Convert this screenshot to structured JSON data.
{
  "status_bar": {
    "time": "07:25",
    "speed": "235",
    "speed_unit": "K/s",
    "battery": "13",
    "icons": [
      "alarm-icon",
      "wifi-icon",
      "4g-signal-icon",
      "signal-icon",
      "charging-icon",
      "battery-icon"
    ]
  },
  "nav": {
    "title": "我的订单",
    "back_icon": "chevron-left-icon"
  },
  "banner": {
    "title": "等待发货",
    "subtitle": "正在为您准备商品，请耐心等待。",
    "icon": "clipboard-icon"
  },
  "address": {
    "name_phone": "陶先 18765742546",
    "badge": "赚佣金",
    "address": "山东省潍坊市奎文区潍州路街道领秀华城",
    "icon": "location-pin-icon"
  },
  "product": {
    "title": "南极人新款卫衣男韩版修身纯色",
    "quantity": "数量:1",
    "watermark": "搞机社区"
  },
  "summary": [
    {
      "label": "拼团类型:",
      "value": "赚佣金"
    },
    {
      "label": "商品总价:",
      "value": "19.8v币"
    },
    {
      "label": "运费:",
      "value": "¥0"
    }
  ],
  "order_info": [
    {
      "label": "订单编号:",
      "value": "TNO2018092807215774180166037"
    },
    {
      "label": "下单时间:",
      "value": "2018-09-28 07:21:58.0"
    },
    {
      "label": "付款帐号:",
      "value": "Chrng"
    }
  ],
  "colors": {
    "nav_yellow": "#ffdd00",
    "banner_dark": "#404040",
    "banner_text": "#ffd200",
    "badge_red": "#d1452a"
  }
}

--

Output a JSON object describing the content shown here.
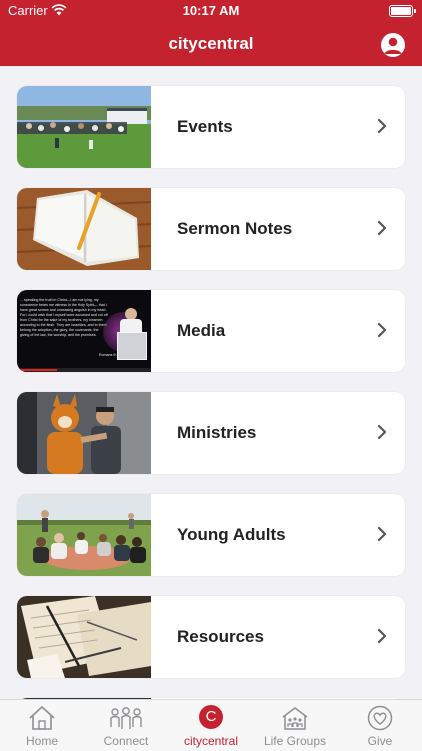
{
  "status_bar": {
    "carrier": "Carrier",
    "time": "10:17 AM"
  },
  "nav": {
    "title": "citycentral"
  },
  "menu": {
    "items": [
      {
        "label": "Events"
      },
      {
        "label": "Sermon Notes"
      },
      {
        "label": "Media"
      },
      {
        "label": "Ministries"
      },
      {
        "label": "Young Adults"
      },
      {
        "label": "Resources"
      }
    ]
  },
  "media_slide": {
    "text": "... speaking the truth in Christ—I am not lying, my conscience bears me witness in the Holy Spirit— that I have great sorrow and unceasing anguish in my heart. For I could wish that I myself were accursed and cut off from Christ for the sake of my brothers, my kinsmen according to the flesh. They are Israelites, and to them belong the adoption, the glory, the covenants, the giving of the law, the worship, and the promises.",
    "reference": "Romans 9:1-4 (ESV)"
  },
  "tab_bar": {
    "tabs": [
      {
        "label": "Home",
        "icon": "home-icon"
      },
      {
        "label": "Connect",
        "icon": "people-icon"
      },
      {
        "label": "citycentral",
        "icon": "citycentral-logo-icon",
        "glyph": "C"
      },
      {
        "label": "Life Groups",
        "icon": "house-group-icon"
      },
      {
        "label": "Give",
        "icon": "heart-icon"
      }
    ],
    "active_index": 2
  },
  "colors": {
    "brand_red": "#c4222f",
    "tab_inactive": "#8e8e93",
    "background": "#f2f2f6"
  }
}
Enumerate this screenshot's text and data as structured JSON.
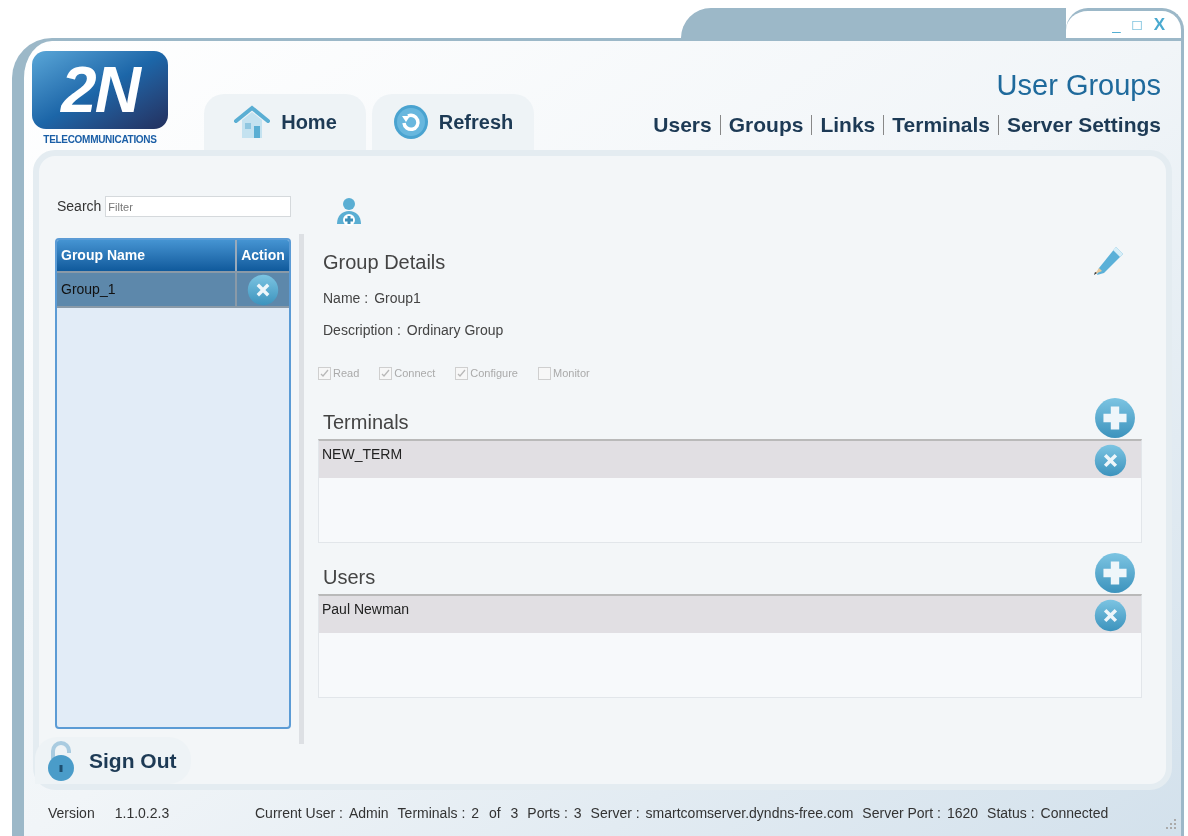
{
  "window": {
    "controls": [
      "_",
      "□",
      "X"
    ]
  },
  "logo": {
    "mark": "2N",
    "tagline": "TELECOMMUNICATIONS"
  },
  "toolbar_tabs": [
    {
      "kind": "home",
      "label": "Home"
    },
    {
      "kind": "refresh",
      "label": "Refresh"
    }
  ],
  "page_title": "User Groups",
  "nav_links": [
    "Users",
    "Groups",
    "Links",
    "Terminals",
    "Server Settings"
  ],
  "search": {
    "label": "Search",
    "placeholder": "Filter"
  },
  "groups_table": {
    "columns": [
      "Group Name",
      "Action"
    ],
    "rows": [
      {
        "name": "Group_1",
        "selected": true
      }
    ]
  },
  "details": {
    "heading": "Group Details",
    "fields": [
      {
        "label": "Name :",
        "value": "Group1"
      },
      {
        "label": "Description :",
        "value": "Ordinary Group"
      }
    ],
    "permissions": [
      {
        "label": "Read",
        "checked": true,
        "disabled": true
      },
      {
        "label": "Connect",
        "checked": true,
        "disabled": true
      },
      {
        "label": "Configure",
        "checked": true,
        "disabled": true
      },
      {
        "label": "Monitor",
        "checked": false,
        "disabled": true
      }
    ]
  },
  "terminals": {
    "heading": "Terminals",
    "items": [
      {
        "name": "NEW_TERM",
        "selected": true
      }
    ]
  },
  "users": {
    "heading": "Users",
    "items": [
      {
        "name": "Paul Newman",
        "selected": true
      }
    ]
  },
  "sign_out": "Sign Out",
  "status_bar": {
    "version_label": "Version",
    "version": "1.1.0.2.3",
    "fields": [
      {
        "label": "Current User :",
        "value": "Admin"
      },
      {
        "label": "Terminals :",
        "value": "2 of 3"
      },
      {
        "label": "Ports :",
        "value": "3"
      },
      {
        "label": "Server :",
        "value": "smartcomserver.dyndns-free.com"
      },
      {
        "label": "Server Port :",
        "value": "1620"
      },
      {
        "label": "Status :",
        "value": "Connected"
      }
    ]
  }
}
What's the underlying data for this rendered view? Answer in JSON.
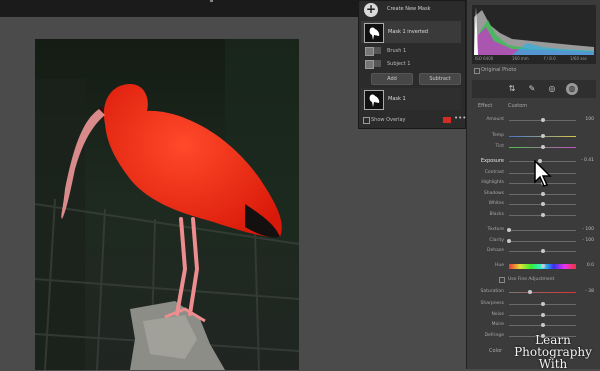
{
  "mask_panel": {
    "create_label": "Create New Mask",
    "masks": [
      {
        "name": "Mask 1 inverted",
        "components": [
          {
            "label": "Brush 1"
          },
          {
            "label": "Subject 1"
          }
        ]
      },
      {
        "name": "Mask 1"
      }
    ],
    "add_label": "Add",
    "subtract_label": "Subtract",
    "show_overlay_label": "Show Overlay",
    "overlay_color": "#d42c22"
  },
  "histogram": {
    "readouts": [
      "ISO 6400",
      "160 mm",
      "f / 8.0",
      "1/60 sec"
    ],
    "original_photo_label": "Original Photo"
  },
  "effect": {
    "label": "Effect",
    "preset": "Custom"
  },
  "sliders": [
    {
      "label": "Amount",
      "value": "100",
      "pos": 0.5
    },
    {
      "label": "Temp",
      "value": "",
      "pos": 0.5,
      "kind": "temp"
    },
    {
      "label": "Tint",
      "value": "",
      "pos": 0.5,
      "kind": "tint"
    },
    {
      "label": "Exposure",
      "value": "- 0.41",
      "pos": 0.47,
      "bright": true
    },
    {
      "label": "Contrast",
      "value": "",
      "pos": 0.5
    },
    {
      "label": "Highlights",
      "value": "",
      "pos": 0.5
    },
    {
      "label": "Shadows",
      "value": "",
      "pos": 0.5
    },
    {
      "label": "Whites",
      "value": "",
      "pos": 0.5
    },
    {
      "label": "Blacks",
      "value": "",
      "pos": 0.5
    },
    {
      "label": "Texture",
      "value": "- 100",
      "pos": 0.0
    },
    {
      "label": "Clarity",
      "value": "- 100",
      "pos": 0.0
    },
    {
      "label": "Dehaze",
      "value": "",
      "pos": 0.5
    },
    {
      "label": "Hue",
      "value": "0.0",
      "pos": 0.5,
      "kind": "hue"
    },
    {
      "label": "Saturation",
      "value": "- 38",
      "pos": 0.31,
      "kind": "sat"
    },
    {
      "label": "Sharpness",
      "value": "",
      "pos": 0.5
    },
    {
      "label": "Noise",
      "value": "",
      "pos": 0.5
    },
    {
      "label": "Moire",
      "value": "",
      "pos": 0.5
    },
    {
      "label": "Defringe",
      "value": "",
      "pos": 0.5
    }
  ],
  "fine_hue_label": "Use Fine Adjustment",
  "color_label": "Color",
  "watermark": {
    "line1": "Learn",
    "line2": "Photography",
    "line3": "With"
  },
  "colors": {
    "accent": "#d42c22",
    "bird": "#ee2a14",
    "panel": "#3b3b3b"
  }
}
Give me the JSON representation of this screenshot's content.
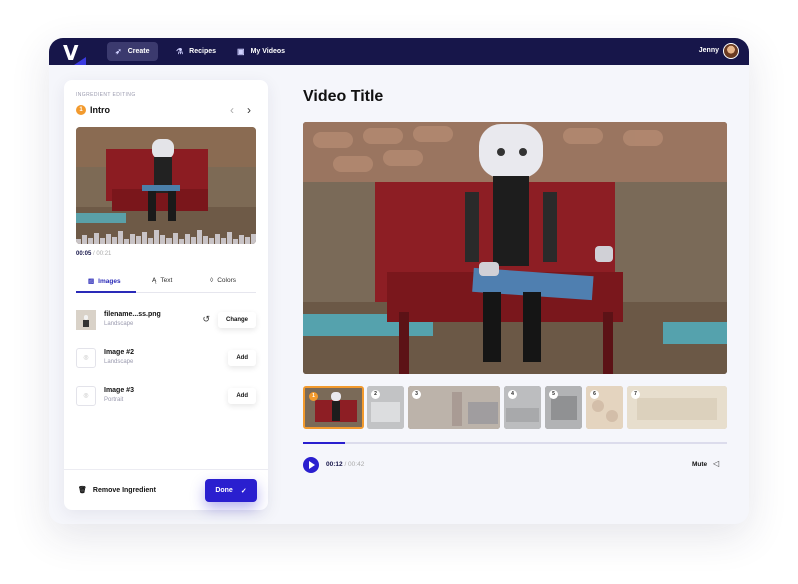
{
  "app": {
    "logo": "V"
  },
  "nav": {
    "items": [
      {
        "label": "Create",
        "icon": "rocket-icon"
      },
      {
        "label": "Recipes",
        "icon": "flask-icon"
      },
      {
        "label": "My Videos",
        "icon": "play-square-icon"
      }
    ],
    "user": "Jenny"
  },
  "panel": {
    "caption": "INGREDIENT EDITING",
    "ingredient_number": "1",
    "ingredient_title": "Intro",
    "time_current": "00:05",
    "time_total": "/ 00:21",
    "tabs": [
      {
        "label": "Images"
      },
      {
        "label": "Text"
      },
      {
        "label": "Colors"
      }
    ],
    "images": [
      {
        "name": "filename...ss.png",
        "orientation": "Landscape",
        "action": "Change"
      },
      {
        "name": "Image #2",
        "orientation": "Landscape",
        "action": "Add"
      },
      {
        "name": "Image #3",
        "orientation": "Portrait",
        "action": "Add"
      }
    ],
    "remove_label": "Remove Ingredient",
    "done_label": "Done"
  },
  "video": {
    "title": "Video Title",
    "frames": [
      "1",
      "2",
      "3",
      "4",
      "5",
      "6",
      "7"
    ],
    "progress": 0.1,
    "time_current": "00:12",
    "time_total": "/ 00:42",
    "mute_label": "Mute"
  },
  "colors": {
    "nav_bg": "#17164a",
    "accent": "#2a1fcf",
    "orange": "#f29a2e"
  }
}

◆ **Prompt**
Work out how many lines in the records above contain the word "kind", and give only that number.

◆ **Result**
6